Records from a data source
____

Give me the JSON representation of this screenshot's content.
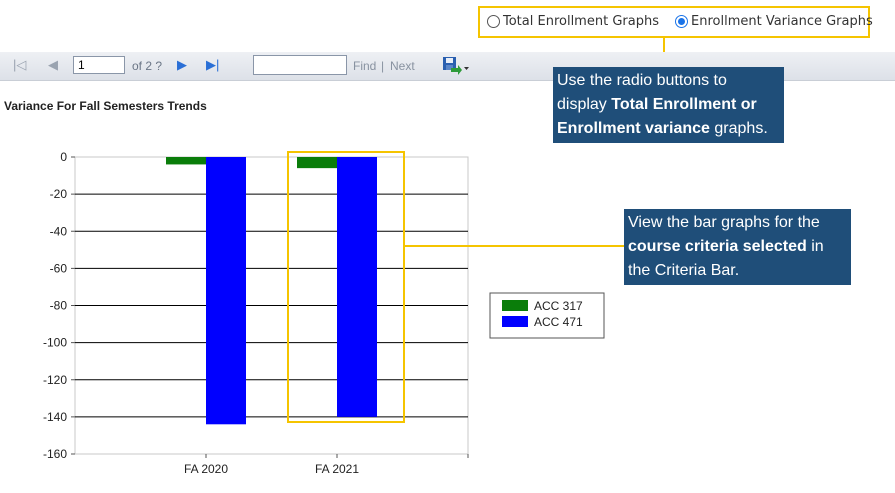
{
  "radio": {
    "options": [
      {
        "label": "Total Enrollment Graphs",
        "checked": false
      },
      {
        "label": "Enrollment Variance Graphs",
        "checked": true
      }
    ]
  },
  "toolbar": {
    "first_icon": "first-page-icon",
    "prev_icon": "previous-page-icon",
    "page_value": "1",
    "of_text": "of 2 ?",
    "next_icon": "next-page-icon",
    "last_icon": "last-page-icon",
    "find_value": "",
    "find_label": "Find",
    "separator": "|",
    "next_label": "Next",
    "export_icon": "save-export-icon"
  },
  "callouts": {
    "radio_help": {
      "line1": "Use the radio buttons to",
      "line2_pre": "display ",
      "line2_bold": "Total Enrollment or",
      "line3_bold": "Enrollment variance",
      "line3_post": " graphs."
    },
    "bar_help": {
      "line1": "View the bar graphs for the",
      "line2_bold": "course criteria selected",
      "line2_post": " in",
      "line3": "the Criteria Bar."
    }
  },
  "chart_title": "Variance For Fall Semesters Trends",
  "chart_data": {
    "type": "bar",
    "title": "Variance For Fall Semesters Trends",
    "categories": [
      "FA 2020",
      "FA 2021"
    ],
    "series": [
      {
        "name": "ACC 317",
        "values": [
          -4,
          -6
        ],
        "color": "#0a7d0a"
      },
      {
        "name": "ACC 471",
        "values": [
          -144,
          -140
        ],
        "color": "#0000ff"
      }
    ],
    "ylim": [
      -160,
      0
    ],
    "yticks": [
      0,
      -20,
      -40,
      -60,
      -80,
      -100,
      -120,
      -140,
      -160
    ],
    "ytick_labels": [
      "0",
      "-20",
      "-40",
      "-60",
      "-80",
      "-100",
      "-120",
      "-140",
      "-160"
    ],
    "grid": true,
    "legend_position": "right"
  },
  "colors": {
    "highlight": "#f5c400",
    "callout_bg": "#1f4e79",
    "radio_accent": "#1a73e8"
  }
}
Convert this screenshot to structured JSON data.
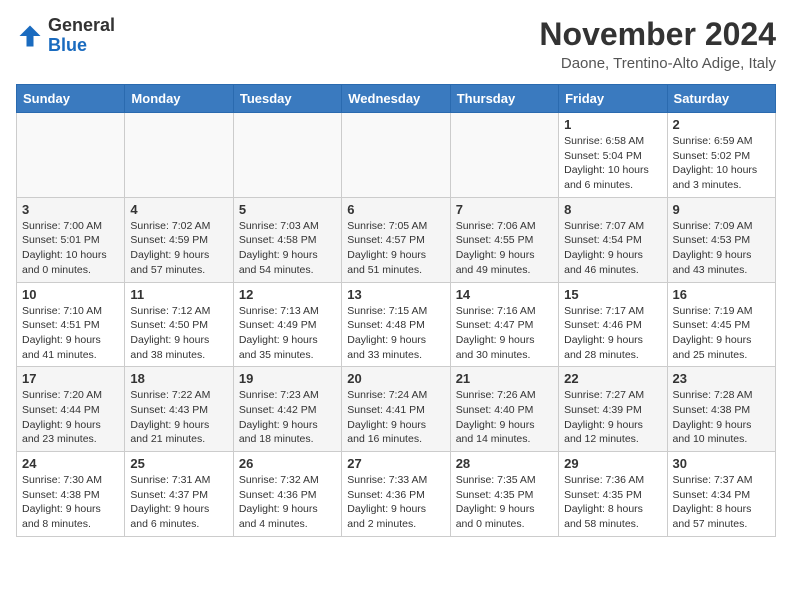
{
  "header": {
    "logo_line1": "General",
    "logo_line2": "Blue",
    "month": "November 2024",
    "location": "Daone, Trentino-Alto Adige, Italy"
  },
  "days_of_week": [
    "Sunday",
    "Monday",
    "Tuesday",
    "Wednesday",
    "Thursday",
    "Friday",
    "Saturday"
  ],
  "weeks": [
    [
      {
        "day": "",
        "info": ""
      },
      {
        "day": "",
        "info": ""
      },
      {
        "day": "",
        "info": ""
      },
      {
        "day": "",
        "info": ""
      },
      {
        "day": "",
        "info": ""
      },
      {
        "day": "1",
        "info": "Sunrise: 6:58 AM\nSunset: 5:04 PM\nDaylight: 10 hours\nand 6 minutes."
      },
      {
        "day": "2",
        "info": "Sunrise: 6:59 AM\nSunset: 5:02 PM\nDaylight: 10 hours\nand 3 minutes."
      }
    ],
    [
      {
        "day": "3",
        "info": "Sunrise: 7:00 AM\nSunset: 5:01 PM\nDaylight: 10 hours\nand 0 minutes."
      },
      {
        "day": "4",
        "info": "Sunrise: 7:02 AM\nSunset: 4:59 PM\nDaylight: 9 hours\nand 57 minutes."
      },
      {
        "day": "5",
        "info": "Sunrise: 7:03 AM\nSunset: 4:58 PM\nDaylight: 9 hours\nand 54 minutes."
      },
      {
        "day": "6",
        "info": "Sunrise: 7:05 AM\nSunset: 4:57 PM\nDaylight: 9 hours\nand 51 minutes."
      },
      {
        "day": "7",
        "info": "Sunrise: 7:06 AM\nSunset: 4:55 PM\nDaylight: 9 hours\nand 49 minutes."
      },
      {
        "day": "8",
        "info": "Sunrise: 7:07 AM\nSunset: 4:54 PM\nDaylight: 9 hours\nand 46 minutes."
      },
      {
        "day": "9",
        "info": "Sunrise: 7:09 AM\nSunset: 4:53 PM\nDaylight: 9 hours\nand 43 minutes."
      }
    ],
    [
      {
        "day": "10",
        "info": "Sunrise: 7:10 AM\nSunset: 4:51 PM\nDaylight: 9 hours\nand 41 minutes."
      },
      {
        "day": "11",
        "info": "Sunrise: 7:12 AM\nSunset: 4:50 PM\nDaylight: 9 hours\nand 38 minutes."
      },
      {
        "day": "12",
        "info": "Sunrise: 7:13 AM\nSunset: 4:49 PM\nDaylight: 9 hours\nand 35 minutes."
      },
      {
        "day": "13",
        "info": "Sunrise: 7:15 AM\nSunset: 4:48 PM\nDaylight: 9 hours\nand 33 minutes."
      },
      {
        "day": "14",
        "info": "Sunrise: 7:16 AM\nSunset: 4:47 PM\nDaylight: 9 hours\nand 30 minutes."
      },
      {
        "day": "15",
        "info": "Sunrise: 7:17 AM\nSunset: 4:46 PM\nDaylight: 9 hours\nand 28 minutes."
      },
      {
        "day": "16",
        "info": "Sunrise: 7:19 AM\nSunset: 4:45 PM\nDaylight: 9 hours\nand 25 minutes."
      }
    ],
    [
      {
        "day": "17",
        "info": "Sunrise: 7:20 AM\nSunset: 4:44 PM\nDaylight: 9 hours\nand 23 minutes."
      },
      {
        "day": "18",
        "info": "Sunrise: 7:22 AM\nSunset: 4:43 PM\nDaylight: 9 hours\nand 21 minutes."
      },
      {
        "day": "19",
        "info": "Sunrise: 7:23 AM\nSunset: 4:42 PM\nDaylight: 9 hours\nand 18 minutes."
      },
      {
        "day": "20",
        "info": "Sunrise: 7:24 AM\nSunset: 4:41 PM\nDaylight: 9 hours\nand 16 minutes."
      },
      {
        "day": "21",
        "info": "Sunrise: 7:26 AM\nSunset: 4:40 PM\nDaylight: 9 hours\nand 14 minutes."
      },
      {
        "day": "22",
        "info": "Sunrise: 7:27 AM\nSunset: 4:39 PM\nDaylight: 9 hours\nand 12 minutes."
      },
      {
        "day": "23",
        "info": "Sunrise: 7:28 AM\nSunset: 4:38 PM\nDaylight: 9 hours\nand 10 minutes."
      }
    ],
    [
      {
        "day": "24",
        "info": "Sunrise: 7:30 AM\nSunset: 4:38 PM\nDaylight: 9 hours\nand 8 minutes."
      },
      {
        "day": "25",
        "info": "Sunrise: 7:31 AM\nSunset: 4:37 PM\nDaylight: 9 hours\nand 6 minutes."
      },
      {
        "day": "26",
        "info": "Sunrise: 7:32 AM\nSunset: 4:36 PM\nDaylight: 9 hours\nand 4 minutes."
      },
      {
        "day": "27",
        "info": "Sunrise: 7:33 AM\nSunset: 4:36 PM\nDaylight: 9 hours\nand 2 minutes."
      },
      {
        "day": "28",
        "info": "Sunrise: 7:35 AM\nSunset: 4:35 PM\nDaylight: 9 hours\nand 0 minutes."
      },
      {
        "day": "29",
        "info": "Sunrise: 7:36 AM\nSunset: 4:35 PM\nDaylight: 8 hours\nand 58 minutes."
      },
      {
        "day": "30",
        "info": "Sunrise: 7:37 AM\nSunset: 4:34 PM\nDaylight: 8 hours\nand 57 minutes."
      }
    ]
  ]
}
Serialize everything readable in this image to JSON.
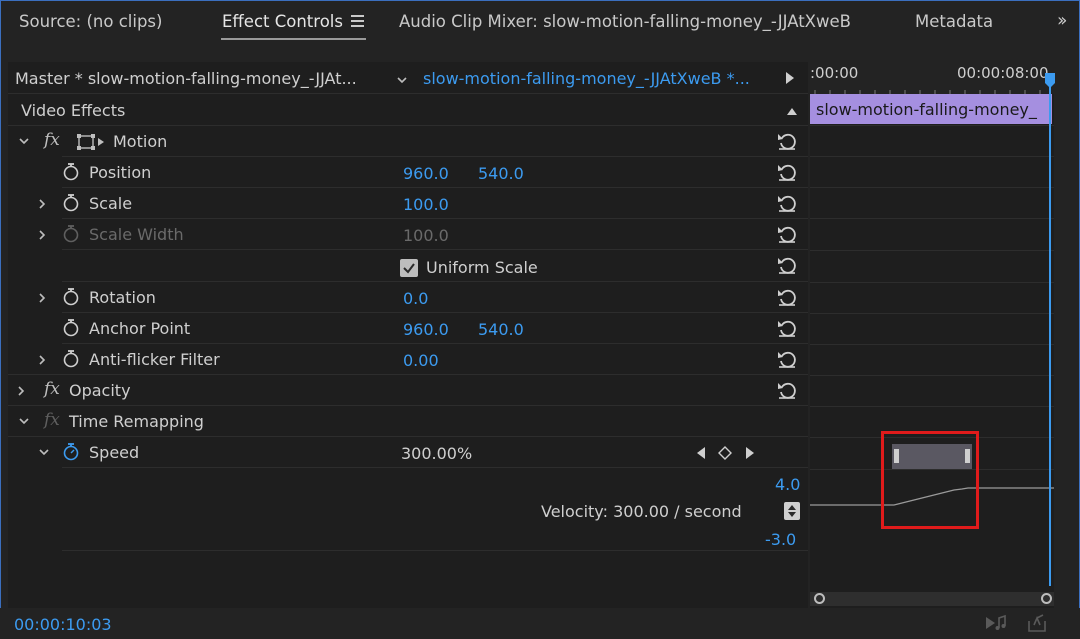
{
  "tabs": [
    {
      "label": "Source: (no clips)"
    },
    {
      "label": "Effect Controls"
    },
    {
      "label": "Audio Clip Mixer: slow-motion-falling-money_-JJAtXweB"
    },
    {
      "label": "Metadata"
    }
  ],
  "header": {
    "master_label": "Master * slow-motion-falling-money_-JJAt...",
    "clip_label": "slow-motion-falling-money_-JJAtXweB *..."
  },
  "timeline": {
    "time_start": ":00:00",
    "time_end": "00:00:08:00",
    "clip_name": "slow-motion-falling-money_"
  },
  "effects": {
    "section_title": "Video Effects",
    "motion": {
      "label": "Motion",
      "position": {
        "label": "Position",
        "x": "960.0",
        "y": "540.0"
      },
      "scale": {
        "label": "Scale",
        "value": "100.0"
      },
      "scale_width": {
        "label": "Scale Width",
        "value": "100.0"
      },
      "uniform_scale": {
        "label": "Uniform Scale",
        "checked": true
      },
      "rotation": {
        "label": "Rotation",
        "value": "0.0"
      },
      "anchor_point": {
        "label": "Anchor Point",
        "x": "960.0",
        "y": "540.0"
      },
      "anti_flicker": {
        "label": "Anti-flicker Filter",
        "value": "0.00"
      }
    },
    "opacity": {
      "label": "Opacity"
    },
    "time_remapping": {
      "label": "Time Remapping",
      "speed": {
        "label": "Speed",
        "value": "300.00%"
      },
      "graph_max": "4.0",
      "graph_min": "-3.0",
      "velocity": "Velocity: 300.00 / second"
    }
  },
  "footer": {
    "timecode": "00:00:10:03"
  },
  "colors": {
    "accent_blue": "#3c9bf0",
    "clip_purple": "#a58fe0",
    "highlight_red": "#e01b1b"
  }
}
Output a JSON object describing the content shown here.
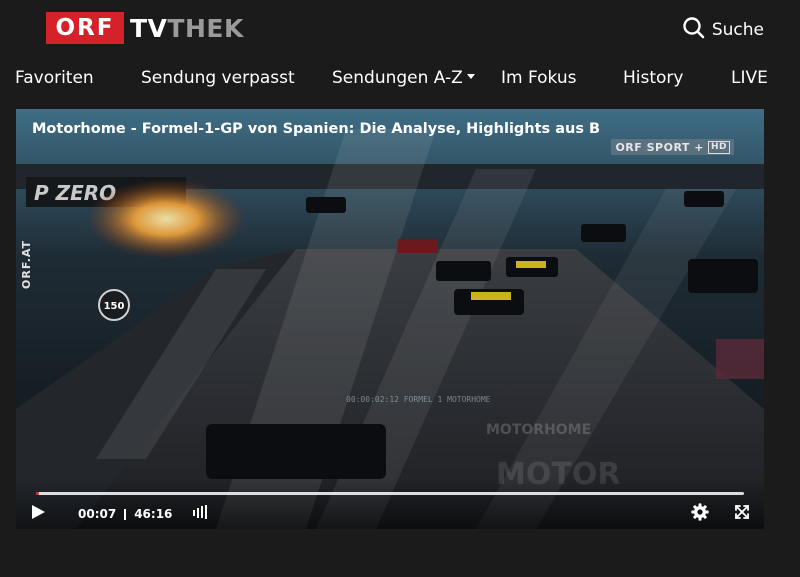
{
  "header": {
    "logo_orf": "ORF",
    "logo_tv": "TV",
    "logo_thek": "THEK",
    "search_label": "Suche",
    "search_icon": "search-icon"
  },
  "nav": {
    "items": [
      {
        "label": "Favoriten"
      },
      {
        "label": "Sendung verpasst"
      },
      {
        "label": "Sendungen A-Z",
        "has_dropdown": true
      },
      {
        "label": "Im Fokus"
      },
      {
        "label": "History"
      },
      {
        "label": "LIVE"
      }
    ]
  },
  "player": {
    "title": "Motorhome - Formel-1-GP von Spanien: Die Analyse, Highlights aus B",
    "badge": "ORF SPORT +",
    "badge_hd": "HD",
    "side_watermark": "ORF.AT",
    "current_time": "00:07",
    "duration": "46:16",
    "progress_fraction": 0.0025,
    "icons": {
      "play": "play-icon",
      "volume": "volume-icon",
      "settings": "gear-icon",
      "fullscreen": "fullscreen-icon"
    }
  },
  "colors": {
    "brand_red": "#d3222a",
    "background": "#1b1b1b",
    "text": "#ffffff",
    "logo_gray": "#9a9a9a"
  }
}
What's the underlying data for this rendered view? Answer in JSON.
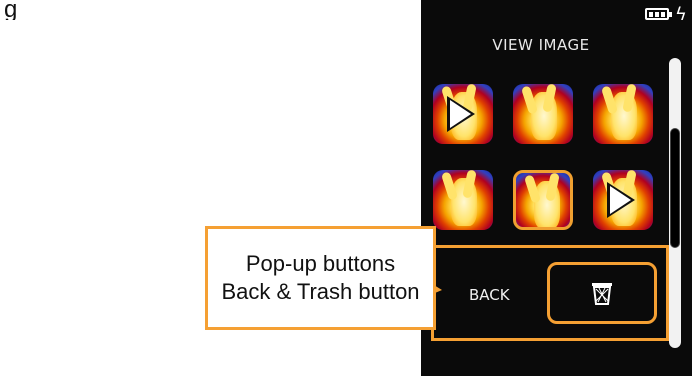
{
  "heading_partial": "g",
  "device": {
    "title": "VIEW IMAGE",
    "status_icons": [
      "battery-icon",
      "charging-bolt-icon"
    ],
    "thumbnails": [
      {
        "row": 1,
        "col": 1,
        "has_play": true,
        "selected": false
      },
      {
        "row": 1,
        "col": 2,
        "has_play": false,
        "selected": false
      },
      {
        "row": 1,
        "col": 3,
        "has_play": false,
        "selected": false
      },
      {
        "row": 2,
        "col": 1,
        "has_play": false,
        "selected": false
      },
      {
        "row": 2,
        "col": 2,
        "has_play": false,
        "selected": true
      },
      {
        "row": 2,
        "col": 3,
        "has_play": true,
        "selected": false
      }
    ],
    "back_label": "BACK",
    "trash_icon": "trash-icon"
  },
  "callout": {
    "line1": "Pop-up buttons",
    "line2": "Back & Trash button"
  },
  "colors": {
    "accent": "#f5a033",
    "screen_bg": "#0a0a0a"
  }
}
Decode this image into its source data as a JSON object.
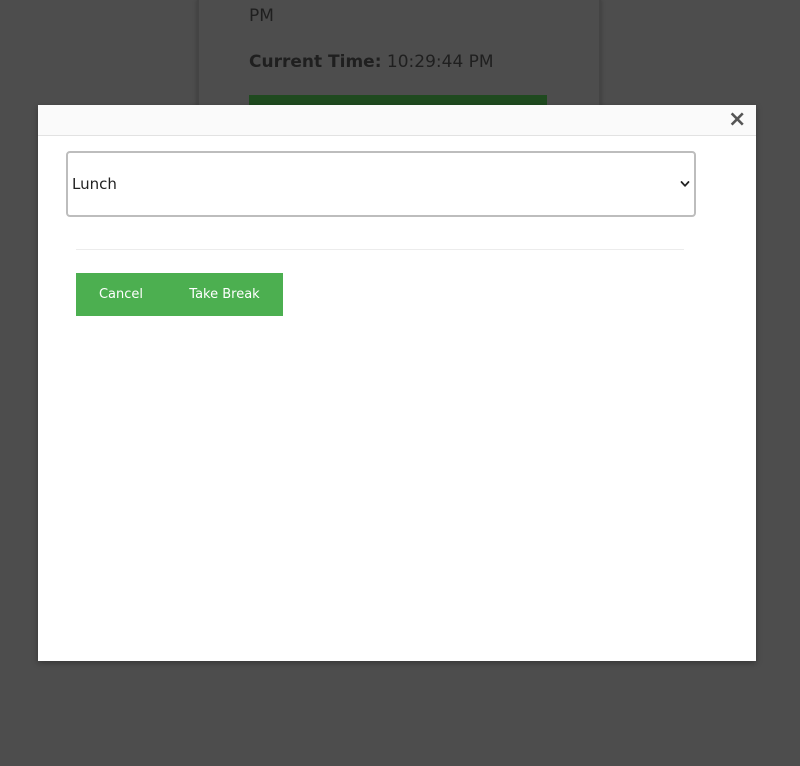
{
  "background": {
    "pm_text": "PM",
    "current_time_label": "Current Time:",
    "current_time_value": "10:29:44 PM"
  },
  "modal": {
    "close_icon": "close-icon",
    "break_select": {
      "selected": "Lunch",
      "icon": "chevron-down-icon"
    },
    "buttons": {
      "cancel_label": "Cancel",
      "take_break_label": "Take Break"
    }
  },
  "colors": {
    "overlay": "#4d4d4d",
    "button_green": "#4caf50",
    "bg_bar_green": "#1f4a1f"
  }
}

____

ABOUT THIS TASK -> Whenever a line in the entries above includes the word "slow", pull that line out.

REPLY ->
      "label": "Audio Clip Mixer: slow-motion-falling-money_-JJAtXweB"
    "master_label": "Master * slow-motion-falling-money_-JJAt...",
    "clip_label": "slow-motion-falling-money_-JJAtXweB *..."
    "clip_name": "slow-motion-falling-money_"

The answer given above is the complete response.